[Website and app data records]
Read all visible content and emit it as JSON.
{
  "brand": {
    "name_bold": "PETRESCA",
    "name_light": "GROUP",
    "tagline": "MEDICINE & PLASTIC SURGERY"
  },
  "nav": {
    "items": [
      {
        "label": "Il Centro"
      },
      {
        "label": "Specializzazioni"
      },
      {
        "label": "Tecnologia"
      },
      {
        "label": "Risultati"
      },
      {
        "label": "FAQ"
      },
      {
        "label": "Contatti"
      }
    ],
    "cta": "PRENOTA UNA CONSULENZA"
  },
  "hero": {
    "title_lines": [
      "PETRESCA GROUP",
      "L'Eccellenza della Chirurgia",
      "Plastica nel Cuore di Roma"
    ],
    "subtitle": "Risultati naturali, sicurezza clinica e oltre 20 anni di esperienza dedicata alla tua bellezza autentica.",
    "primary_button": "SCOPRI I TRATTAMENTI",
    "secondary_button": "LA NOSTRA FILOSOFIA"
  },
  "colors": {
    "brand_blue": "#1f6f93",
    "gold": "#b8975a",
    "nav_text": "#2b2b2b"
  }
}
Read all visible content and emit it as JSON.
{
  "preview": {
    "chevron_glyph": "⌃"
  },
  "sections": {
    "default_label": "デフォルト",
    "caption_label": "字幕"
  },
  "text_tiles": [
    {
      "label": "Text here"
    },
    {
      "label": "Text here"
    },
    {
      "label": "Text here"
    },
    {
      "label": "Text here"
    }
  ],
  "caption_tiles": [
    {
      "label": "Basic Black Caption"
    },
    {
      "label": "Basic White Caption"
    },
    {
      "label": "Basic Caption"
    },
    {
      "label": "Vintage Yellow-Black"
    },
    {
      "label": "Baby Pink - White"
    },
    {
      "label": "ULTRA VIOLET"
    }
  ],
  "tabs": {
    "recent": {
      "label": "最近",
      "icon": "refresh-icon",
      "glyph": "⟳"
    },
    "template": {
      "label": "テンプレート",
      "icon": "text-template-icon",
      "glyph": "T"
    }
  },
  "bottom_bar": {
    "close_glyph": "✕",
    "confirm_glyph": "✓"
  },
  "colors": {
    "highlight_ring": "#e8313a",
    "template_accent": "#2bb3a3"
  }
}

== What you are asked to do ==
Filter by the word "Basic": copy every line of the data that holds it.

== Problem solution ==
      "label": "Basic Black Caption"
      "label": "Basic White Caption"
      "label": "Basic Caption"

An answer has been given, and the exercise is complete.